In the highly turbid Copper River, DIDSON detection ranges are much shorter than they would be in clear water. Due to the limiting effects of the turbidity on the DIDSON's range and the river’s width, we can only detect fish near shore. Fortunately, salmon swimming past the site swim close to shore to avoid strong currents in the middle of the river. Along the south bank, the DIDSON has a range of approximately 65 feet and more than 90 percent of fish swim within 33 feet of the bank. Along the more gently sloping north bank, DIDSON has a range of about 164 feet and 90 percent of the fish swim within 65 feet of the bank. Also, a boat-mounted sonar survey of the middle of river found fish were all but entirely absent beyond the range of the DIDSON transducers.

Mixed Species

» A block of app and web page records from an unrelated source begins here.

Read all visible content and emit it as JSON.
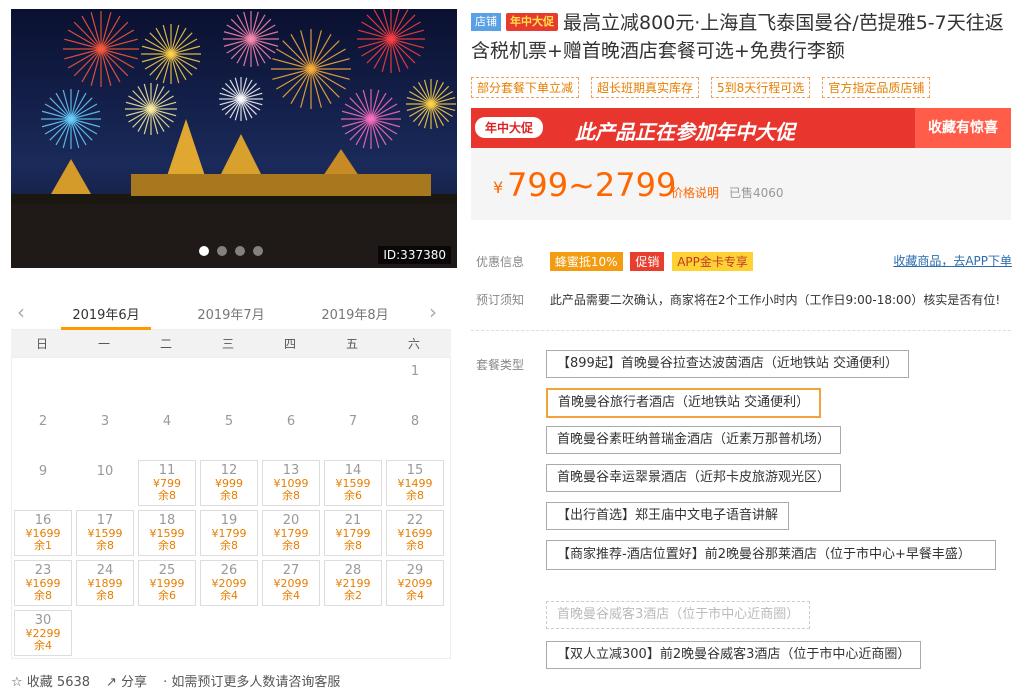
{
  "hero": {
    "id_label": "ID:337380"
  },
  "calendar": {
    "months": [
      "2019年6月",
      "2019年7月",
      "2019年8月"
    ],
    "weekdays": [
      "日",
      "一",
      "二",
      "三",
      "四",
      "五",
      "六"
    ],
    "first_weekday": 6,
    "days": 30,
    "prices": {
      "11": [
        "¥799",
        "余8"
      ],
      "12": [
        "¥999",
        "余8"
      ],
      "13": [
        "¥1099",
        "余8"
      ],
      "14": [
        "¥1599",
        "余6"
      ],
      "15": [
        "¥1499",
        "余8"
      ],
      "16": [
        "¥1699",
        "余1"
      ],
      "17": [
        "¥1599",
        "余8"
      ],
      "18": [
        "¥1599",
        "余8"
      ],
      "19": [
        "¥1799",
        "余8"
      ],
      "20": [
        "¥1799",
        "余8"
      ],
      "21": [
        "¥1799",
        "余8"
      ],
      "22": [
        "¥1699",
        "余8"
      ],
      "23": [
        "¥1699",
        "余8"
      ],
      "24": [
        "¥1899",
        "余8"
      ],
      "25": [
        "¥1999",
        "余6"
      ],
      "26": [
        "¥2099",
        "余4"
      ],
      "27": [
        "¥2099",
        "余4"
      ],
      "28": [
        "¥2199",
        "余2"
      ],
      "29": [
        "¥2099",
        "余4"
      ],
      "30": [
        "¥2299",
        "余4"
      ]
    }
  },
  "bottom": {
    "fav": "收藏 5638",
    "share": "分享",
    "note": "· 如需预订更多人数请咨询客服"
  },
  "product": {
    "shop_badge": "店铺",
    "promo_badge": "年中大促",
    "title": "最高立减800元·上海直飞泰国曼谷/芭提雅5-7天往返含税机票+赠首晚酒店套餐可选+免费行李额",
    "tags": [
      "部分套餐下单立减",
      "超长班期真实库存",
      "5到8天行程可选",
      "官方指定品质店铺"
    ]
  },
  "banner": {
    "logo": "年中大促",
    "text": "此产品正在参加年中大促",
    "right": "收藏有惊喜"
  },
  "price": {
    "currency": "¥",
    "range": "799~2799",
    "explain": "价格说明",
    "sold": "已售4060"
  },
  "discount": {
    "label": "优惠信息",
    "pills": [
      "蜂蜜抵10%",
      "促销",
      "APP金卡专享"
    ],
    "link": "收藏商品，去APP下单"
  },
  "notice": {
    "label": "预订须知",
    "text": "此产品需要二次确认，商家将在2个工作小时内（工作日9:00-18:00）核实是否有位!"
  },
  "packages": {
    "label": "套餐类型",
    "items": [
      "【899起】首晚曼谷拉查达波茵酒店（近地铁站 交通便利）",
      "首晚曼谷旅行者酒店（近地铁站 交通便利）",
      "首晚曼谷素旺纳普瑞金酒店（近素万那普机场）",
      "首晚曼谷幸运翠景酒店（近邦卡皮旅游观光区）",
      "【出行首选】郑王庙中文电子语音讲解",
      "【商家推荐-酒店位置好】前2晚曼谷那莱酒店（位于市中心+早餐丰盛）",
      "首晚曼谷威客3酒店（位于市中心近商圈）",
      "【双人立减300】前2晚曼谷威客3酒店（位于市中心近商圈）"
    ]
  },
  "colors": {
    "accent": "#ff6600",
    "promo": "#e8362e",
    "select": "#f3a23a"
  }
}
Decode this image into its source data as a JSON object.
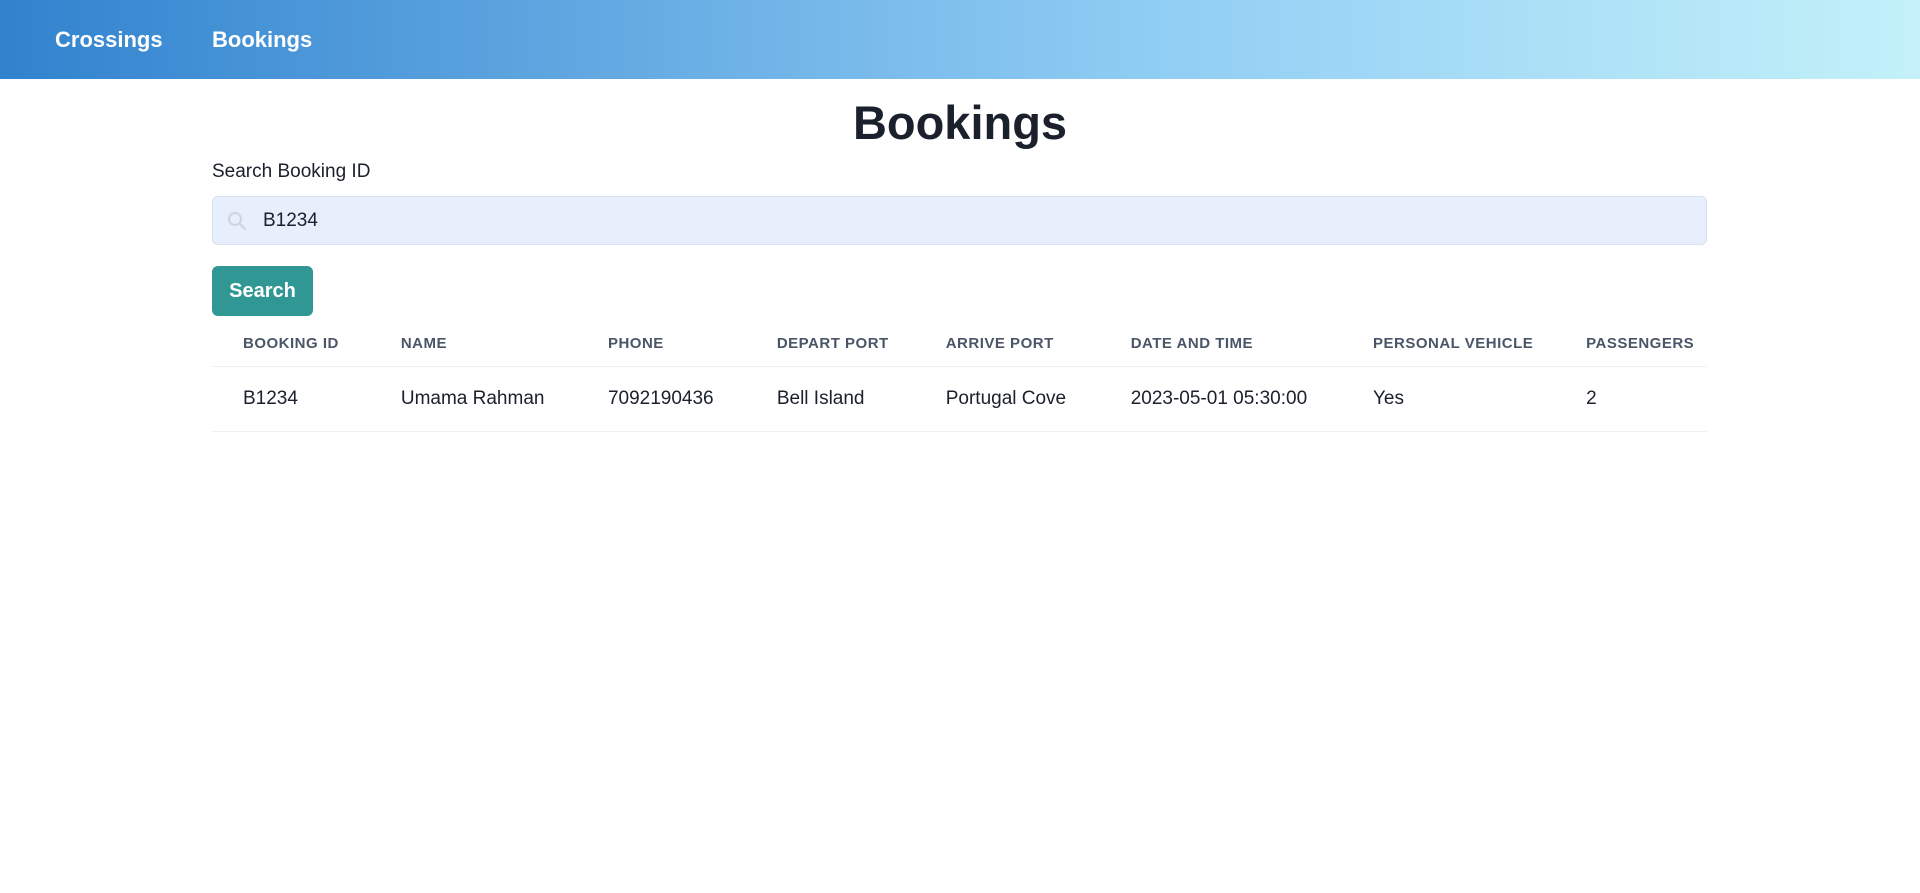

To date, neither DIDSON nor any other sonar technology can identify migrating fish by species. This limitation does not interfere with our ability to estimate sockeye salmon, but prevents us from using sonar to estimate king salmon. At our Copper River site, more than 95 percent of the detected fish are sockeye. So while all of the sonar-detected fish are counted as sockeye, other species have an inconsequential impact on the overall sockeye estimate. But kings trickle into the river in much smaller numbers. Consequently, useful data about Copper River kings cannot be generated without a method for separating them from other sonar-detected species. Some state sonar sites use fish wheels or gillnets to separate sonar-detected fish by species. Unfortunately these tools cannot be used at the Copper River site due to debris, ice and swift currents.

Period of Operation

Sonar site operations begin about the middle of May and usually end July 31. Sonar site crew begin operations as soon as possible, sometimes snowmachining equipment to the site and chipping through shore ice to deploy the sonar transducers.